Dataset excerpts
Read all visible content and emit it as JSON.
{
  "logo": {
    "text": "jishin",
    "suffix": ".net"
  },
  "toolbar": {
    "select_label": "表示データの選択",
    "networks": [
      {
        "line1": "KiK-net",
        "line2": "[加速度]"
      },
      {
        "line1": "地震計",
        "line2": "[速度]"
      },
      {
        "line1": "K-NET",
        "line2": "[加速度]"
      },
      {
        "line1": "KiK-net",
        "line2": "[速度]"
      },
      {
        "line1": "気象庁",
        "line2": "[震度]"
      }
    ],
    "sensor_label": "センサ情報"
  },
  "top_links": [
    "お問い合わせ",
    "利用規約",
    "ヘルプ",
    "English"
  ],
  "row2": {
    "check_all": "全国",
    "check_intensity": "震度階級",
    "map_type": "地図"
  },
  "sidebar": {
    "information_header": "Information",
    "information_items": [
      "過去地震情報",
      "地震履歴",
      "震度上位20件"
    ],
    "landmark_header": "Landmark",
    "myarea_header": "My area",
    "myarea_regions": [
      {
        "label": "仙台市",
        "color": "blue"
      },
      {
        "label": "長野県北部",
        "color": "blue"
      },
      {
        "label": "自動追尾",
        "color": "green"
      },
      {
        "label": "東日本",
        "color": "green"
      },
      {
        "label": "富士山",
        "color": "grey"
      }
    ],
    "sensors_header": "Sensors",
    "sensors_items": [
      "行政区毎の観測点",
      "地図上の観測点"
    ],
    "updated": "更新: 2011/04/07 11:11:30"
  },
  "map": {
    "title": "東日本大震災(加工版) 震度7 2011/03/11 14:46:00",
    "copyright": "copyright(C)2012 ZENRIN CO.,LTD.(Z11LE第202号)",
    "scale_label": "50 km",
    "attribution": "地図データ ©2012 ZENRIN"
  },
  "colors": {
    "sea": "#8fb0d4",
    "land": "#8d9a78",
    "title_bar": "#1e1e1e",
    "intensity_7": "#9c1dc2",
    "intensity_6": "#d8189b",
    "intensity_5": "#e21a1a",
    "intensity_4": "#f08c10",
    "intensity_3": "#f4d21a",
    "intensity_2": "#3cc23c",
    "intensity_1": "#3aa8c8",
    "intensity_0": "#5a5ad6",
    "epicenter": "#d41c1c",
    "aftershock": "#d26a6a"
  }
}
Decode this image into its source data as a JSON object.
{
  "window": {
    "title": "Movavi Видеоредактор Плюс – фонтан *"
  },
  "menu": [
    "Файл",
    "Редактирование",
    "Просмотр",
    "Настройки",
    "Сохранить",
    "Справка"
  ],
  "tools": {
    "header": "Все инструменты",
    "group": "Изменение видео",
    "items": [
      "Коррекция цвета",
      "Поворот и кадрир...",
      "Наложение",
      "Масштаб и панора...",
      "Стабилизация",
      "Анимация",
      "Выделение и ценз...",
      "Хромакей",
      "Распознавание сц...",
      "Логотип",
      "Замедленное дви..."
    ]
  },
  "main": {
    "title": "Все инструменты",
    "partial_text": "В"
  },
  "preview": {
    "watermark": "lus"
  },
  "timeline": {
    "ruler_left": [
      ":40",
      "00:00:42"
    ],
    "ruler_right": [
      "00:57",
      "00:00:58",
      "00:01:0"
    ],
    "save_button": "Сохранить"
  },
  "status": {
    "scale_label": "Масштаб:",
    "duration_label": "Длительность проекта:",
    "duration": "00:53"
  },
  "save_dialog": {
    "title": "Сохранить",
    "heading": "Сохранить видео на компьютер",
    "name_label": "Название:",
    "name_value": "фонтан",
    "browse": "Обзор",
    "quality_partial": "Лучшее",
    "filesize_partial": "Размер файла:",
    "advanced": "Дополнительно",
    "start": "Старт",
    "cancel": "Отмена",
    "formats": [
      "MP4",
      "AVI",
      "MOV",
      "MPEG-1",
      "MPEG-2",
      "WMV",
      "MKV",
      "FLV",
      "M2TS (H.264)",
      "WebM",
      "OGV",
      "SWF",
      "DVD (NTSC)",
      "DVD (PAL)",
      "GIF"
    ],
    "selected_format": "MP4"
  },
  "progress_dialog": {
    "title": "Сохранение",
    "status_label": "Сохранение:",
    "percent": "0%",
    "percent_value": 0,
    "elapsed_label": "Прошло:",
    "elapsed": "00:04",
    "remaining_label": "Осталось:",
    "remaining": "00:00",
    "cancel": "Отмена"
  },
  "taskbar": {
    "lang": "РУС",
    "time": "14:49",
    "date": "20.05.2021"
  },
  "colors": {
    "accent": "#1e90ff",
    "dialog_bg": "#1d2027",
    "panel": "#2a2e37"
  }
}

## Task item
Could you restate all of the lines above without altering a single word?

## Response below
Read all visible content and emit it as JSON.
{
  "logo": {
    "text": "jishin",
    "suffix": ".net"
  },
  "toolbar": {
    "select_label": "表示データの選択",
    "networks": [
      {
        "line1": "KiK-net",
        "line2": "[加速度]"
      },
      {
        "line1": "地震計",
        "line2": "[速度]"
      },
      {
        "line1": "K-NET",
        "line2": "[加速度]"
      },
      {
        "line1": "KiK-net",
        "line2": "[速度]"
      },
      {
        "line1": "気象庁",
        "line2": "[震度]"
      }
    ],
    "sensor_label": "センサ情報"
  },
  "top_links": [
    "お問い合わせ",
    "利用規約",
    "ヘルプ",
    "English"
  ],
  "row2": {
    "check_all": "全国",
    "check_intensity": "震度階級",
    "map_type": "地図"
  },
  "sidebar": {
    "information_header": "Information",
    "information_items": [
      "過去地震情報",
      "地震履歴",
      "震度上位20件"
    ],
    "landmark_header": "Landmark",
    "myarea_header": "My area",
    "myarea_regions": [
      {
        "label": "仙台市",
        "color": "blue"
      },
      {
        "label": "長野県北部",
        "color": "blue"
      },
      {
        "label": "自動追尾",
        "color": "green"
      },
      {
        "label": "東日本",
        "color": "green"
      },
      {
        "label": "富士山",
        "color": "grey"
      }
    ],
    "sensors_header": "Sensors",
    "sensors_items": [
      "行政区毎の観測点",
      "地図上の観測点"
    ],
    "updated": "更新: 2011/04/07 11:11:30"
  },
  "map": {
    "title": "東日本大震災(加工版) 震度7 2011/03/11 14:46:00",
    "copyright": "copyright(C)2012 ZENRIN CO.,LTD.(Z11LE第202号)",
    "scale_label": "50 km",
    "attribution": "地図データ ©2012 ZENRIN"
  },
  "colors": {
    "sea": "#8fb0d4",
    "land": "#8d9a78",
    "title_bar": "#1e1e1e",
    "intensity_7": "#9c1dc2",
    "intensity_6": "#d8189b",
    "intensity_5": "#e21a1a",
    "intensity_4": "#f08c10",
    "intensity_3": "#f4d21a",
    "intensity_2": "#3cc23c",
    "intensity_1": "#3aa8c8",
    "intensity_0": "#5a5ad6",
    "epicenter": "#d41c1c",
    "aftershock": "#d26a6a"
  }
}
Decode this image into its source data as a JSON object.
{
  "window": {
    "title": "Movavi Видеоредактор Плюс – фонтан *"
  },
  "menu": [
    "Файл",
    "Редактирование",
    "Просмотр",
    "Настройки",
    "Сохранить",
    "Справка"
  ],
  "tools": {
    "header": "Все инструменты",
    "group": "Изменение видео",
    "items": [
      "Коррекция цвета",
      "Поворот и кадрир...",
      "Наложение",
      "Масштаб и панора...",
      "Стабилизация",
      "Анимация",
      "Выделение и ценз...",
      "Хромакей",
      "Распознавание сц...",
      "Логотип",
      "Замедленное дви..."
    ]
  },
  "main": {
    "title": "Все инструменты",
    "partial_text": "В"
  },
  "preview": {
    "watermark": "lus"
  },
  "timeline": {
    "ruler_left": [
      ":40",
      "00:00:42"
    ],
    "ruler_right": [
      "00:57",
      "00:00:58",
      "00:01:0"
    ],
    "save_button": "Сохранить"
  },
  "status": {
    "scale_label": "Масштаб:",
    "duration_label": "Длительность проекта:",
    "duration": "00:53"
  },
  "save_dialog": {
    "title": "Сохранить",
    "heading": "Сохранить видео на компьютер",
    "name_label": "Название:",
    "name_value": "фонтан",
    "browse": "Обзор",
    "quality_partial": "Лучшее",
    "filesize_partial": "Размер файла:",
    "advanced": "Дополнительно",
    "start": "Старт",
    "cancel": "Отмена",
    "formats": [
      "MP4",
      "AVI",
      "MOV",
      "MPEG-1",
      "MPEG-2",
      "WMV",
      "MKV",
      "FLV",
      "M2TS (H.264)",
      "WebM",
      "OGV",
      "SWF",
      "DVD (NTSC)",
      "DVD (PAL)",
      "GIF"
    ],
    "selected_format": "MP4"
  },
  "progress_dialog": {
    "title": "Сохранение",
    "status_label": "Сохранение:",
    "percent": "0%",
    "percent_value": 0,
    "elapsed_label": "Прошло:",
    "elapsed": "00:04",
    "remaining_label": "Осталось:",
    "remaining": "00:00",
    "cancel": "Отмена"
  },
  "taskbar": {
    "lang": "РУС",
    "time": "14:49",
    "date": "20.05.2021"
  },
  "colors": {
    "accent": "#1e90ff",
    "dialog_bg": "#1d2027",
    "panel": "#2a2e37"
  }
}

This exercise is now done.